The government of Zimbabwe’s core business appears to have been reduced to paying civil servants’ salaries, abandoning other responsibilities, as the economy becomes President Robert Mugabe’s biggest undoing, one year after sweeping to power in 2013.
BY NDAMU SANDU
Last week Zanu PF celebrated its victory anniversary notwithstanding the attendant economic collapse since Mugabe retained the keys to State House in a controversial election.
Zanu PF promised when campaigning that it would create over two million jobs by 2018. Of that figure, 222 800 were supposed to have been created in the first year.
The glaring fact on the ground however is that many hundreds of jobs have been lost since that promise was made as scores of companies close every month.

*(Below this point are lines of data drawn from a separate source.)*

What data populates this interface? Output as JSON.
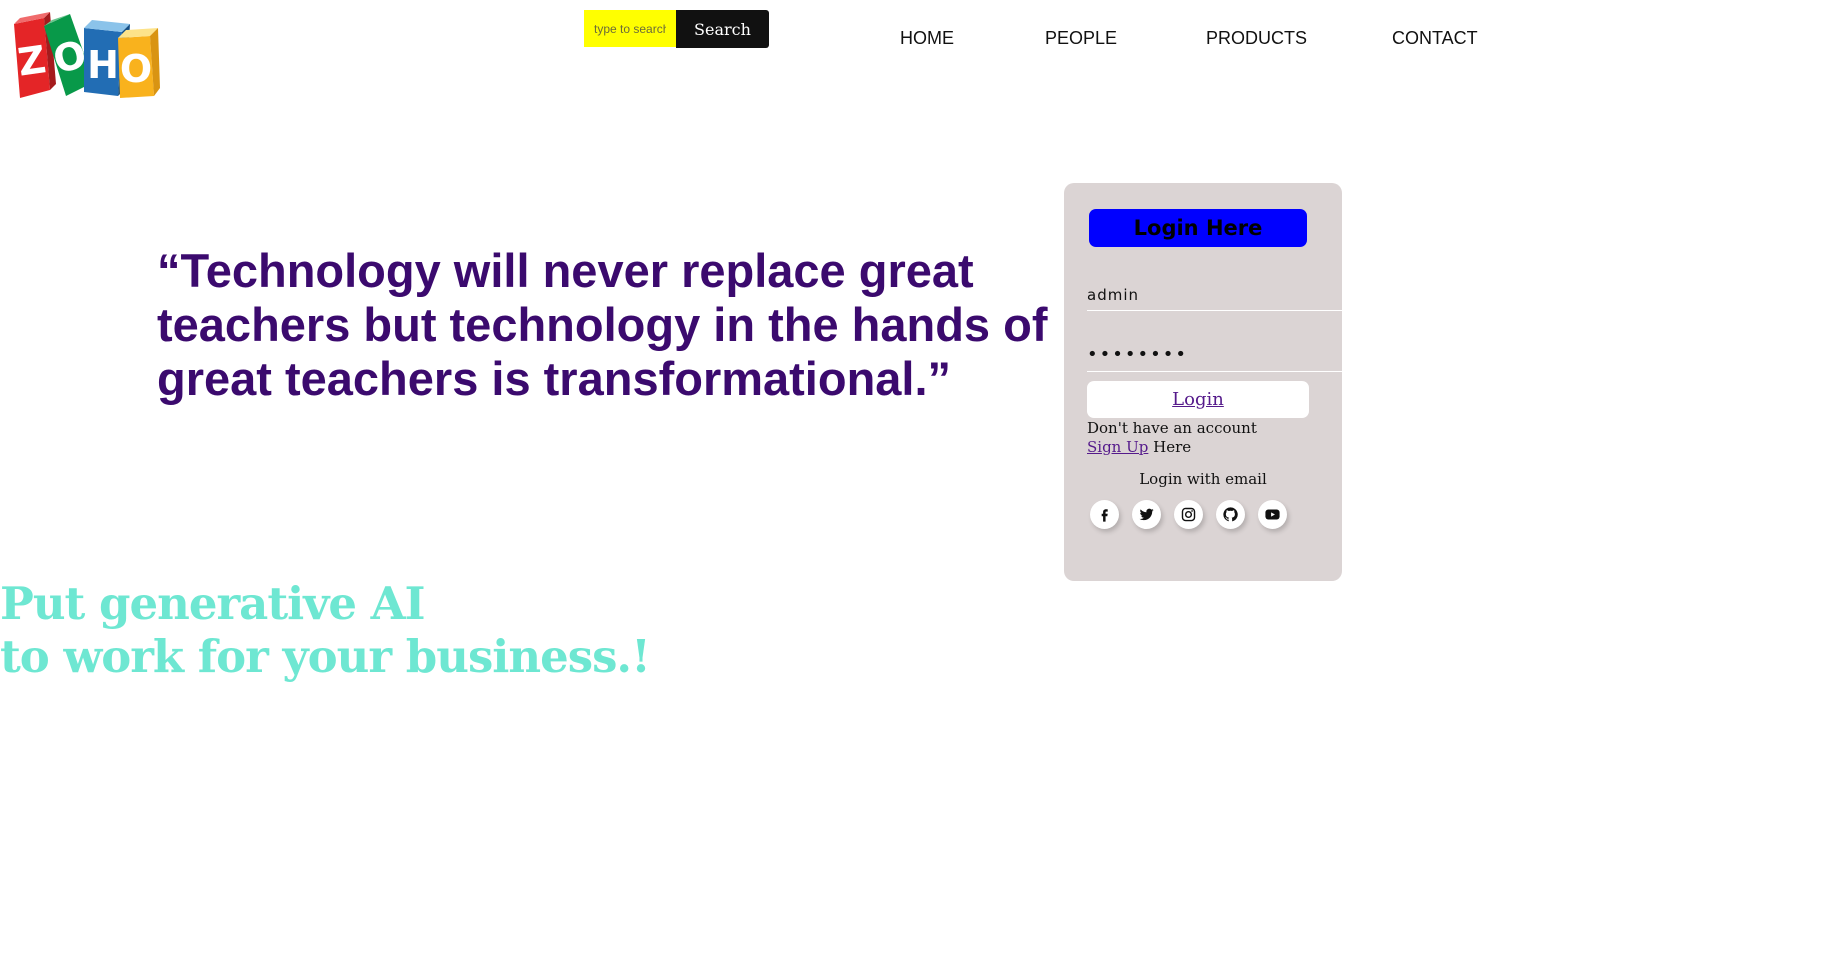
{
  "logo": {
    "letters": [
      "Z",
      "O",
      "H",
      "O"
    ],
    "colors": [
      "#e42527",
      "#089949",
      "#226db4",
      "#f9b21d"
    ]
  },
  "search": {
    "placeholder": "type to search",
    "button_label": "Search"
  },
  "nav": {
    "items": [
      {
        "label": "HOME"
      },
      {
        "label": "PEOPLE"
      },
      {
        "label": "PRODUCTS"
      },
      {
        "label": "CONTACT"
      }
    ]
  },
  "quote": {
    "text": "“Technology will never replace great teachers but technology in the hands of great teachers is transformational.”"
  },
  "tagline": {
    "line1": "Put generative AI",
    "line2": "to work for your business.!"
  },
  "login": {
    "header": "Login Here",
    "username_value": "admin",
    "password_value": "••••••••",
    "login_button": "Login",
    "no_account": "Don't have an account",
    "signup_link": "Sign Up",
    "signup_suffix": " Here",
    "login_with": "Login with email",
    "socials": [
      {
        "icon": "facebook-icon"
      },
      {
        "icon": "twitter-icon"
      },
      {
        "icon": "instagram-icon"
      },
      {
        "icon": "github-icon"
      },
      {
        "icon": "youtube-icon"
      }
    ]
  },
  "colors": {
    "quote": "#3b0a6e",
    "tagline": "#6ee7d2",
    "search_input_bg": "#ffff00",
    "search_button_bg": "#111111",
    "login_panel_bg": "#dbd4d4",
    "login_header_bg": "#0000ff",
    "link": "#551a8b"
  }
}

The manufacturing sector was projected to add 15 000 jobs to 140 000 in the first year. Needless to say, the opposite has been true. Companies continue to shed jobs every day, weighed down by the harsh economic environment.
Statistics from the Zimbabwe Congress of Trade Unions show that 15 companies retrenched 2 491 in the first half of the year. Analysts have warned that more jobs would be shed in the second half of the year.
Government’s tax base has been shrinking as the faltering takes a toll on companies.
The biggest tax contributors in a healthy economy — Paye and corporate tax — have been shrinking drastically, showing a disturbing level of economic decline.
Statistics from the Zimbabwe Revenue Authority show that revenue collection in the first half declined by 1% to $1,72 billion from the same period last year.
Of that revenue, individual tax (Paye) contributed 25%. This does not mean that more jobs were created in the first half but a result of Zimra’s intensified raids and penalties.
Analysts say although the blitz yielded fruit, it was unsustainable in the short to medium term.
In a letter to the International Monetary Fund, Harare told Washington that there are significant risks to the revenue side of the budget. It said the country was facing large maturities on domestic T-bills and loans in 2014.
Government has been borrowing on the domestic market to finance recurrent expenditure and clear debts as revenue inflows are inadequate to meet competing needs.
To mitigate the challenges, Zimbabwe told IMF that Finance minister Patrick Chinamasa had proposed a stimulus package of nearly US$1 billion.
“The package amounts to about US$ 933 million [6,9% of GDP] and places a heavier weight on revenue measures, including US$ 554 million [4,1% of GDP] from selective increases in customs duties, targeted tax compliance operations, non-tax revenues mobilised largely by redirecting surplus resources in several extra-budgetary funds, and from measures to address custom revenue leakages,” government said.
Analysts say raising more revenue from taxes would deliver the final blow to the economy.
“Government cannot extract something from the already bleeding companies. What government is planning to do is akin to expecting to get orange juice from lemons,” a commercial lawyer said.
Former Finance minister Tendai Biti said the economy has been informalised, typical of a collapsing economy in which people produce for self-sufficiency.
In his 2014 national budget, Chinamasa said the old economy was dead and a new one, based on the informal sector, had been born, urging financial institutions to support small to medium- sized enterprises.
Biti said the informal sector does not pay taxes but operates on a layer of licences and pay rents to warlords. This system is prevalent at Mupedzanhamo and Siya-So in Mbare where Zanu PF chefs collect daily rentals at the expense of the Harare City Council.
“There is a lot of patronage which is characteristic of the informal sector and you see the merging of the informal sector with the party’s [Zanu PF] apparatus,” he said.
Biti said the sectors that can escape the scalp of the economic crisis were the extractive and tobacco industries because they produce for exports.
Economic commentator Gilbert Muponda said the most pressing issue since elections was the failure to resolve the liquidity crisis and to get access to international resources in the form of foreign direct investment.
“The main problem is isolation from international capital,” he said.